## Requirement:
For the entries below, count the lines containing "body" and give only that number.
◆ ◆ ◆ ◆ ◆
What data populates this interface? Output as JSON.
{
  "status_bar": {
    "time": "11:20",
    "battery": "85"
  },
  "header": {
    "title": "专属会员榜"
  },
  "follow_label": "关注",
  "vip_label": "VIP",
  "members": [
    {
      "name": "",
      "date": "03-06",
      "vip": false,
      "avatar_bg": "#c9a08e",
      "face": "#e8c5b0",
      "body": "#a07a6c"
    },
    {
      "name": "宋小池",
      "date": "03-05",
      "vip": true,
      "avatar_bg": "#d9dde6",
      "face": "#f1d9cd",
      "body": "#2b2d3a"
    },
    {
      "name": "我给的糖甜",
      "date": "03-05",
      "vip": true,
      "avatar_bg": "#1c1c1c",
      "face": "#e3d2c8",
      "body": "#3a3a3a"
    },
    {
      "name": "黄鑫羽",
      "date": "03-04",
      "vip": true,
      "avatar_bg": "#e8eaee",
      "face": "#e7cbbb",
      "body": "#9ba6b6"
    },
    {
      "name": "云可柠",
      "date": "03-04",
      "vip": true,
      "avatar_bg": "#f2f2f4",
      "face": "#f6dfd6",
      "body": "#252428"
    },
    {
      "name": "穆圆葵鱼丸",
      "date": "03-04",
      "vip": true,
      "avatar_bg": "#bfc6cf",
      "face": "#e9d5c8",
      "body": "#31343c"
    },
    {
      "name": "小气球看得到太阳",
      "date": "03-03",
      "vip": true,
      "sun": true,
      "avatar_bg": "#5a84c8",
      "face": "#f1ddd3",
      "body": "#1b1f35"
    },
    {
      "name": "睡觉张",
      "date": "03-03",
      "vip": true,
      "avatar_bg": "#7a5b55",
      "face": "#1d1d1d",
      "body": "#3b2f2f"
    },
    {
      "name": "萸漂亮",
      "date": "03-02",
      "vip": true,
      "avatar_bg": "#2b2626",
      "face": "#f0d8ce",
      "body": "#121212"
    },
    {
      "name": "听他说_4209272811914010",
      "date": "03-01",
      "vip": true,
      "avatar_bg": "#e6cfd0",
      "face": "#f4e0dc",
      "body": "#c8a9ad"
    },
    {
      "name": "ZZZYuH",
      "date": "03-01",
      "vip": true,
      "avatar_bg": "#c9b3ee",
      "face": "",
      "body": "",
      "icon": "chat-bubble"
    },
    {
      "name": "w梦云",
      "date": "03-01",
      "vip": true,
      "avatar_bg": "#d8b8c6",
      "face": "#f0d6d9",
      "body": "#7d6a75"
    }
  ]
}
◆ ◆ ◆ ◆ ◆
## Written answer:
12